_TASK BRIEF_:
Once every line containing "Sheriff" has been counted, report the total for the data and nothing else.

(Beginning of ENTRIES PROVIDED)

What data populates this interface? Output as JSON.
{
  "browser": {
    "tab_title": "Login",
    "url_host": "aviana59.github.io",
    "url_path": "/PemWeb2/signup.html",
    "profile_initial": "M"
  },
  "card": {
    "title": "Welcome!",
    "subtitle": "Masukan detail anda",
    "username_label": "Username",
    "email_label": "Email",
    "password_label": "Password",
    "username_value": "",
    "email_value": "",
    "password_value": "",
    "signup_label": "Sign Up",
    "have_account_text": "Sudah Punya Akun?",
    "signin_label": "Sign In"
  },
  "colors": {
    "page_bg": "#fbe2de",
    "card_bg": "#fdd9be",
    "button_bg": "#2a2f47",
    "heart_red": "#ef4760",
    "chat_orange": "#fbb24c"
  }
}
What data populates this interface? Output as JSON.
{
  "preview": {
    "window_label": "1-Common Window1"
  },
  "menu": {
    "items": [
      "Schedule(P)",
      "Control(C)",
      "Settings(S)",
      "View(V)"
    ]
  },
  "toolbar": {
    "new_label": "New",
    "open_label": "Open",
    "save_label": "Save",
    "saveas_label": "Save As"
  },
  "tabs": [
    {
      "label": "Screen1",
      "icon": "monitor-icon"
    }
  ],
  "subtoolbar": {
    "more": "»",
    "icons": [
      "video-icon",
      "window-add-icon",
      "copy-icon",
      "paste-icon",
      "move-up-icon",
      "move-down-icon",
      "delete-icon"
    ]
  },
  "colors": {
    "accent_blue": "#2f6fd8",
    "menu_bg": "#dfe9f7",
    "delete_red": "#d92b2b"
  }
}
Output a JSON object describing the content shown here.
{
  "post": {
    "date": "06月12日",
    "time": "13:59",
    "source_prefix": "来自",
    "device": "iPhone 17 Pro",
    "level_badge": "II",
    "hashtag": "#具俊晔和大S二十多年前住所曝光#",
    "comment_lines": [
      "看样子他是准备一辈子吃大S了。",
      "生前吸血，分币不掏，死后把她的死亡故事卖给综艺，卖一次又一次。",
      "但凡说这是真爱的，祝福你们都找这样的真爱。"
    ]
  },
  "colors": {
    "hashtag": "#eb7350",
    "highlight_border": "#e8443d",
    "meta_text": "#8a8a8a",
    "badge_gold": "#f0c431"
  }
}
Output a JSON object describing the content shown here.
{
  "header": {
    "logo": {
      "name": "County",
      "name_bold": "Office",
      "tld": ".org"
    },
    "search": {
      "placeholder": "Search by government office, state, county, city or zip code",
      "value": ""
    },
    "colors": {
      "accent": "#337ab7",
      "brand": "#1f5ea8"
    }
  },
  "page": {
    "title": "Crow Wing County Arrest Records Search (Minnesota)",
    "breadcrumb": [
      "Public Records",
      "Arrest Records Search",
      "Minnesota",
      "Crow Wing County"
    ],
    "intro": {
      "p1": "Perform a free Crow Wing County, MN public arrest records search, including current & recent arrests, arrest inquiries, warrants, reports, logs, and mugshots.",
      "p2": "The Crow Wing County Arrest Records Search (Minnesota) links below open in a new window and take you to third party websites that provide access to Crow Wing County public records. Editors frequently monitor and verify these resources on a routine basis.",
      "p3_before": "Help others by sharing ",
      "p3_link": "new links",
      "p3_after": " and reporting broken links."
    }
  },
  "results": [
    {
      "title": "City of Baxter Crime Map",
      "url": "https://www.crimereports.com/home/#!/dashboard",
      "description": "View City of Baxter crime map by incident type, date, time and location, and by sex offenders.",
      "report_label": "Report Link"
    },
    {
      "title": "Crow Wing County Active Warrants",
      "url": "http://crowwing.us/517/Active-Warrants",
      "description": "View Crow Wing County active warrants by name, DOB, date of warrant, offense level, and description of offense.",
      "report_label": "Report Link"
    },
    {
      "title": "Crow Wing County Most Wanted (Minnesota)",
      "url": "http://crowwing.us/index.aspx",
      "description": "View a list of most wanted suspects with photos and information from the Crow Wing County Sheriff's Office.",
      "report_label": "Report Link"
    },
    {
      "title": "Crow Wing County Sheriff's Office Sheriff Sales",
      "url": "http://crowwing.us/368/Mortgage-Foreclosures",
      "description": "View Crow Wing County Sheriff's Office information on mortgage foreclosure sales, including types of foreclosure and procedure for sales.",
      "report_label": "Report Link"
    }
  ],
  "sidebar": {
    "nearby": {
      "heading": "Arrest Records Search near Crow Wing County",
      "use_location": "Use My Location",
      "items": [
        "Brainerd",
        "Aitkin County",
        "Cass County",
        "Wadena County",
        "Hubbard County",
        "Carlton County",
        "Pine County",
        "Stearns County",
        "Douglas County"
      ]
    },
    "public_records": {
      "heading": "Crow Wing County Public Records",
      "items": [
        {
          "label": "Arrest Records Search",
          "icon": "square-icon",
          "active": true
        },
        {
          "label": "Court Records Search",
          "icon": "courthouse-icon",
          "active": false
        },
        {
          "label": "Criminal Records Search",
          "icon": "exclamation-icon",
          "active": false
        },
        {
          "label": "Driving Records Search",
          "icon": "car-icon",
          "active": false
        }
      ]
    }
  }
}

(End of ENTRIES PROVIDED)

_TASK SOLUTION_:
3